Every spring, as the early flood waters on the Mississippi River recede, we eagerly await time to launch the MARS (Mobile Aquatic Rearing System) mussel culture trailer. Placement of the trailer at Blackhawk Park, a USA Corps of Engineers facility right on the Mississippi River just south of the Hatchery is a wonderful long-term collaboration that allows us to greatly improve growing season success for many species of juvenile mussels. The trailer is cleaned and repaired at the Hatchery over the winter, then in late May or early June is moved to the Park, river water is pumped in to the trailer, filtered and UV sterilized, then piped to culture tanks. Outflow water is again UV sterilized and returned to the slough just down-stream.

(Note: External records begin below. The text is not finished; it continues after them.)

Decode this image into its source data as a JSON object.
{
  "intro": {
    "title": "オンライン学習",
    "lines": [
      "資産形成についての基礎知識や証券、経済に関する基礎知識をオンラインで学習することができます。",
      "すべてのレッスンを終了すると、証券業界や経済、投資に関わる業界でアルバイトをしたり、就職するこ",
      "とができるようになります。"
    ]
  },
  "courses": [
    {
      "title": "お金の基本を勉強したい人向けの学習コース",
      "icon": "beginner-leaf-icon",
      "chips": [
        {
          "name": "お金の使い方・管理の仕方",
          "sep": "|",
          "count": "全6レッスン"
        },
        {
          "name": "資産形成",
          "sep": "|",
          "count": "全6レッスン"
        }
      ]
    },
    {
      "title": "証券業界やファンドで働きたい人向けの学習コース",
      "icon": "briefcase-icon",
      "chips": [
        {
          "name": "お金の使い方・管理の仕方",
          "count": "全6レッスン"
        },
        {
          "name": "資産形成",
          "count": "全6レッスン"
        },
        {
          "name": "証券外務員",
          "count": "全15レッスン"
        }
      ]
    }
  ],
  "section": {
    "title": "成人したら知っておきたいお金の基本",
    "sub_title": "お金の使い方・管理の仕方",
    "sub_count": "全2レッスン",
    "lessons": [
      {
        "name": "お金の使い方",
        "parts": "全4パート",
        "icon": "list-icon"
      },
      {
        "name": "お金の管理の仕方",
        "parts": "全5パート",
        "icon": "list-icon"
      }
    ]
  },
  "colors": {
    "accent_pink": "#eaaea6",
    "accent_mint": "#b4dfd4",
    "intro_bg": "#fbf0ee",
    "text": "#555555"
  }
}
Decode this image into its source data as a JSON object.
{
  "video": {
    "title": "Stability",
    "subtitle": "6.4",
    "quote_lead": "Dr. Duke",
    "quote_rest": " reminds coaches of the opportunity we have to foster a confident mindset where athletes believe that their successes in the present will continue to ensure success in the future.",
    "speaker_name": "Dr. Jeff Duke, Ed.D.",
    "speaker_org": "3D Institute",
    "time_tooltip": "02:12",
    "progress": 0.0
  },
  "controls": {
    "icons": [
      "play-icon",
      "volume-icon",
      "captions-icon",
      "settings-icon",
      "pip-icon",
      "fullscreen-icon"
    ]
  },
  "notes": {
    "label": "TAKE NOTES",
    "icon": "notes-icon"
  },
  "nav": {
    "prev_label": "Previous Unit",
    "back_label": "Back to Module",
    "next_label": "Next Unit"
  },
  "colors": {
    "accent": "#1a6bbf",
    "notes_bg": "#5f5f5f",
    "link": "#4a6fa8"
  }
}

The MARS trailer emptied and cleaned for over-winter storage at GNFH. Zach repairing electrical components that control the drum filter, which reduces sediment and potential pests from the inflowing water to the trailer. Rearing tanks being positioned in the trailer. Photo: Beth Glidewell/USFWS.
Juvenile mussels produced in previous years that need another summer of culture are placed in the culture tanks when the trailer is first set up, others will be placed in trailer tanks as they are produced over the summer. We currently have Washboard, Plain Pocketbook, and southern Higgin’s Eye new juveniles, and soon we’ll have Rock Pocketbook juveniles ready for culture in the trailer. Later this summer they’ll be joined by a northern population of Higgin’s Eye, Sheepnose, Salamander Mussel, and Giant Floater mussels. Older juveniles requiring an additional year of growth in the trailer this year include Fat Mucket, Spectaclecase, Sheepnose and Higgin’s Eye.
These juvenile mussels fill up almost every tank in the trailer, so Genoa NFH staff check water flow and aeration, water temperature and basic water chemistry daily throughout the growing season. We check the filtration and UV systems and make repairs as needed, keeping the system running smoothly all season.
By: Beth Glidewell